If BritBox looks like a winner, it may be time for the commentary to change. ITV’s Studios revenue is rising, its total advertising revenue was up 1 per cent last year and — tellingly — its viewing figures across all devices rose 3 per cent, to 17.1bn hours, in 2018. Barclays’ analyst noted that: “the market bearish view is based mostly on declining consumption especially among young adults . . . this is not happening yet”. Or, in other words: they think it’s all over . . . it isn’t now.
M&S: bared necessities
Marks and Spencer’s food business is practised in dressing up the bare necessities of life and charging a premium, writes Kate Burgess. The retailer is doing the same with its joint venture with Ocado. The £750m price for half of Ocado’s delivery division is high-end, and is being funded through a dilutive rights issue. It also dresses up two necessities for M&S: first, to come up with a strategy for selling its goods online; second, to hack its dividend.

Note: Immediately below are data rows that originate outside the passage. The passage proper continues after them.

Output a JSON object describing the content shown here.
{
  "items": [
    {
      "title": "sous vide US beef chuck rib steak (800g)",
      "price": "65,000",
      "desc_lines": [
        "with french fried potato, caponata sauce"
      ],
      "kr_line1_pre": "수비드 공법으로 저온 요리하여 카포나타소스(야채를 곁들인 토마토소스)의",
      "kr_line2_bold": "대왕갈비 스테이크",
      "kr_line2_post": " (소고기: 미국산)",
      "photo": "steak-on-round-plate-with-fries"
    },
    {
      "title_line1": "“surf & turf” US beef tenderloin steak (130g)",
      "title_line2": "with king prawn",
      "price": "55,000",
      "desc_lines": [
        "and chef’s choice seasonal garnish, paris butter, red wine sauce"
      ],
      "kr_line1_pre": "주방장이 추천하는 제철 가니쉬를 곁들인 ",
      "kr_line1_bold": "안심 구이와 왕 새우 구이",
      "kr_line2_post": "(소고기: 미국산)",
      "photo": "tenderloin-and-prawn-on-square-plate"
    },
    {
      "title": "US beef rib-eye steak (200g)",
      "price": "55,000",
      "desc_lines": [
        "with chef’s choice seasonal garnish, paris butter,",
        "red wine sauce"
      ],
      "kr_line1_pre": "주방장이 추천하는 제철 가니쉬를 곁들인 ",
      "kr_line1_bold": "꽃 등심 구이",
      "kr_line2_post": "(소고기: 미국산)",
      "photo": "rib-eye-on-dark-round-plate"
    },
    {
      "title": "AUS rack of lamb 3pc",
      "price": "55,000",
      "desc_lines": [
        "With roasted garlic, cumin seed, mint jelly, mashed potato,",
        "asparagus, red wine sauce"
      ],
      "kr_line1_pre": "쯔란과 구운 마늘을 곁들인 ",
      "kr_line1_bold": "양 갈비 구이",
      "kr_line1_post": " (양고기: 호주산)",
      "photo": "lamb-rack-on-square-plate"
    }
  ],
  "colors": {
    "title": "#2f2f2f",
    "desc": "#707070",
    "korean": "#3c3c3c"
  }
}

The strategy should work as long as the JV can persuade Ocado users they are not Waitrose customers at heart and they can still fill their trolleys with all the basics. The hope is that it gains more shoppers through M&S than it loses. But about 40 per cent of M&S customers visit its food halls to pick up a sandwich or a ready-meal. It must work on broadening its product range as well as its footprint. Still, at least M&S’s top team no longer looks like a colony of rabbits in the headlights of online freight. About time.
About time, too, for the company to stop shelling out nearly 19p a share in dividends. They are covered only 1.3 times by slow-growing earnings. On a yield of 6-plus per cent, M&S’s payout looked vulnerable.
A 10 per cent fall in the shares seems paltry against the 40 per cent cut to investors’ income — back to where it was more than a decade ago. However, the deal is not retrogressive. It puts M&S on the front foot. The market is right to reward M&S for turning the bare necessities of life into a groove.
Interserve’s revised debt-for-equity swap still leaves shareholders all-but-wiped out: ending up with only 5 per cent of a deleveraged outsourcing business rather than 2.5 per cent. Apparently, US hedge fund Coltrane is the most aggrieved, not least at the fees being paid to the same advisers who sapped Carillion’s cash. It is a fair point. But perhaps one not best made by a firm that bet on Carillion’s collapse.